____ Records supplied
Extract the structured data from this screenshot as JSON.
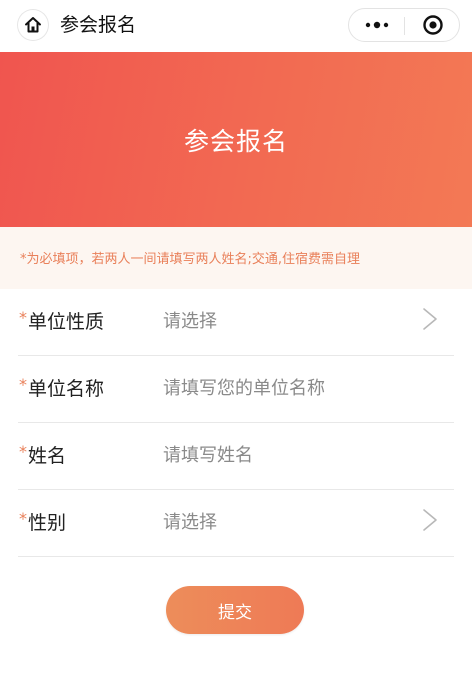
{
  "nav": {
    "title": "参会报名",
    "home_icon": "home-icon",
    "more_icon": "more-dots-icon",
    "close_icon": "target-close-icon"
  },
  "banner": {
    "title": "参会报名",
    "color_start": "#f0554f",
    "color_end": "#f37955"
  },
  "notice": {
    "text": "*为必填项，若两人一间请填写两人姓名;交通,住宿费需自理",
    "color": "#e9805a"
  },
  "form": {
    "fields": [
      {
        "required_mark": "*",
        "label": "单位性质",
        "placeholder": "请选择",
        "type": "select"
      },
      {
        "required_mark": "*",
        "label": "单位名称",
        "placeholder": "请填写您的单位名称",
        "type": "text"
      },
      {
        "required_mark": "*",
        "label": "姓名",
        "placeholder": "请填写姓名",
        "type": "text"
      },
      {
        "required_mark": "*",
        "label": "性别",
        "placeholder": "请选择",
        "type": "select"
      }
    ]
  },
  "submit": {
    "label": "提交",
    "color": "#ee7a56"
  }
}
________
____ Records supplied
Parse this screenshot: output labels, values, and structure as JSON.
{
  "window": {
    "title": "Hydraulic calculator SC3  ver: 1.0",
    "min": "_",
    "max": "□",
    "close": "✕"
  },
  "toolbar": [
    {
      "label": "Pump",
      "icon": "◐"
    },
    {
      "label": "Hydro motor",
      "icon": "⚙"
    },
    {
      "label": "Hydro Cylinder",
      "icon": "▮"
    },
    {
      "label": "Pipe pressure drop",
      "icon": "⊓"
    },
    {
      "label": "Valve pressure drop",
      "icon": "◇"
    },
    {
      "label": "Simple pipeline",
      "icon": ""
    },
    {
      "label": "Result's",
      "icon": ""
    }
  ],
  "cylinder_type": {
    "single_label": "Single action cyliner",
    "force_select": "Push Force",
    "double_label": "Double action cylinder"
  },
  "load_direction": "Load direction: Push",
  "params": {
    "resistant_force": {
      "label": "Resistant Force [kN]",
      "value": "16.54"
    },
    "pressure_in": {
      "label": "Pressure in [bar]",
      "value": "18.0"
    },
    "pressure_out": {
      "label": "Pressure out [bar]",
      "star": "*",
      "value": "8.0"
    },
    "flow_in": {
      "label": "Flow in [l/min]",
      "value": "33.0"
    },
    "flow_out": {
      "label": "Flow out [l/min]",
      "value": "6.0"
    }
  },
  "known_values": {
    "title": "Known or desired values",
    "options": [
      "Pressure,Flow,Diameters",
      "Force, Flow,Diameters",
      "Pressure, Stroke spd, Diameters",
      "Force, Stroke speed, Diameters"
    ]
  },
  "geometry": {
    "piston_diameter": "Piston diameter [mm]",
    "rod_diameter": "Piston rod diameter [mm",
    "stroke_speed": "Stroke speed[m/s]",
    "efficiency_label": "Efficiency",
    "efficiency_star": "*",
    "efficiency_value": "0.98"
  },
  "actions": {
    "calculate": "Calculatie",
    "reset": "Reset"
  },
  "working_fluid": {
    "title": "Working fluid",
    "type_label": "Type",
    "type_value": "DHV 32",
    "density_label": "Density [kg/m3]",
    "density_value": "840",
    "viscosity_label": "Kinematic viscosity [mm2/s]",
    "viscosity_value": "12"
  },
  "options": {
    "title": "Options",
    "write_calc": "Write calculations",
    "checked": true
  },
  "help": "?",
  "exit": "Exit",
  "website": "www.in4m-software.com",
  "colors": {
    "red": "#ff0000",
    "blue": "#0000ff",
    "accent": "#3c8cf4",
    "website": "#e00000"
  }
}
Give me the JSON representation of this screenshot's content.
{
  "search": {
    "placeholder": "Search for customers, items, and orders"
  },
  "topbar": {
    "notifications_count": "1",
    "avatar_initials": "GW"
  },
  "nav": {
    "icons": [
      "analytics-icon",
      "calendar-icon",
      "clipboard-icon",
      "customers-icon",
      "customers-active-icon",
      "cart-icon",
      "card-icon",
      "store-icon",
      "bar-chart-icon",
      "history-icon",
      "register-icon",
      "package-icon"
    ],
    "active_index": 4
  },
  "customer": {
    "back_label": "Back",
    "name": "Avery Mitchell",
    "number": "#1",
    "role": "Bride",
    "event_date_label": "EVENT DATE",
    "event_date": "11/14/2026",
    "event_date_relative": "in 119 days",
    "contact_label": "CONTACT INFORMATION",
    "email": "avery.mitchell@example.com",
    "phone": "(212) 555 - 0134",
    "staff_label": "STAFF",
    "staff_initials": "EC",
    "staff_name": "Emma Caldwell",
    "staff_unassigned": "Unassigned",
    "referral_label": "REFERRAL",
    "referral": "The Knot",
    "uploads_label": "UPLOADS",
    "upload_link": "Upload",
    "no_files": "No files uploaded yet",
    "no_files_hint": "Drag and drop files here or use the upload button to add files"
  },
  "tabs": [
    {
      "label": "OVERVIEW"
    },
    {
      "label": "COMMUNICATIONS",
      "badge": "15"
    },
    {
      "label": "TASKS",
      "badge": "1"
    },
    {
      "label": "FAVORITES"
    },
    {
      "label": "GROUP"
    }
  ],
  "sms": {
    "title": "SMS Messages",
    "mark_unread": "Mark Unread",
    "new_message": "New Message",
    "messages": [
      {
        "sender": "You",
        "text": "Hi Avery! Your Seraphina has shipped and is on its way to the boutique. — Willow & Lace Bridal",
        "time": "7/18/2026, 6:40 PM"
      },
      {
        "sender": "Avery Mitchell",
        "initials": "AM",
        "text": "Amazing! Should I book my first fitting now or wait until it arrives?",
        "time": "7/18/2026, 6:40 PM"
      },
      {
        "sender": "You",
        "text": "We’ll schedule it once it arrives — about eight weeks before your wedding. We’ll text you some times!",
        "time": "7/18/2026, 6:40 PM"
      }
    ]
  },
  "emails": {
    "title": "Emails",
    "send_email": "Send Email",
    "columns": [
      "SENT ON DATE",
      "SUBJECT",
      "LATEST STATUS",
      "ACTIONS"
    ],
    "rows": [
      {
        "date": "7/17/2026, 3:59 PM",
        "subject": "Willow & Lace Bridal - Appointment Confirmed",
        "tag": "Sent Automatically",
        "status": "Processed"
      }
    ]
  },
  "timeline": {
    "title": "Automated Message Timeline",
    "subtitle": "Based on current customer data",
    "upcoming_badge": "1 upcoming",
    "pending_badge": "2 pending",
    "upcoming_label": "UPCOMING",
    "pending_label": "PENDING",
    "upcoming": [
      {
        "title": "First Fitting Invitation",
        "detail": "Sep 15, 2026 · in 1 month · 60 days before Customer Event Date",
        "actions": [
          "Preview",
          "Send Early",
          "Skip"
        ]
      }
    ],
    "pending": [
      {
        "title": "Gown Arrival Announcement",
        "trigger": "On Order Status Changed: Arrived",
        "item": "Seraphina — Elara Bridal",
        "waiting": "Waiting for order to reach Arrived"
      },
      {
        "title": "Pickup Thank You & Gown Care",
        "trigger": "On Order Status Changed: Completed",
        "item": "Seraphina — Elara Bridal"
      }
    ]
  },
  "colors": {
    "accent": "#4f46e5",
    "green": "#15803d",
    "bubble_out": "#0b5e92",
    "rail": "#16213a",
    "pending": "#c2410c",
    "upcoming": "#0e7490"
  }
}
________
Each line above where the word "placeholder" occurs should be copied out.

        "placeholder": "请选择",
        "placeholder": "请填写您的单位名称",
        "placeholder": "请填写姓名",
        "placeholder": "请选择",
    "placeholder": "Search for customers, items, and orders"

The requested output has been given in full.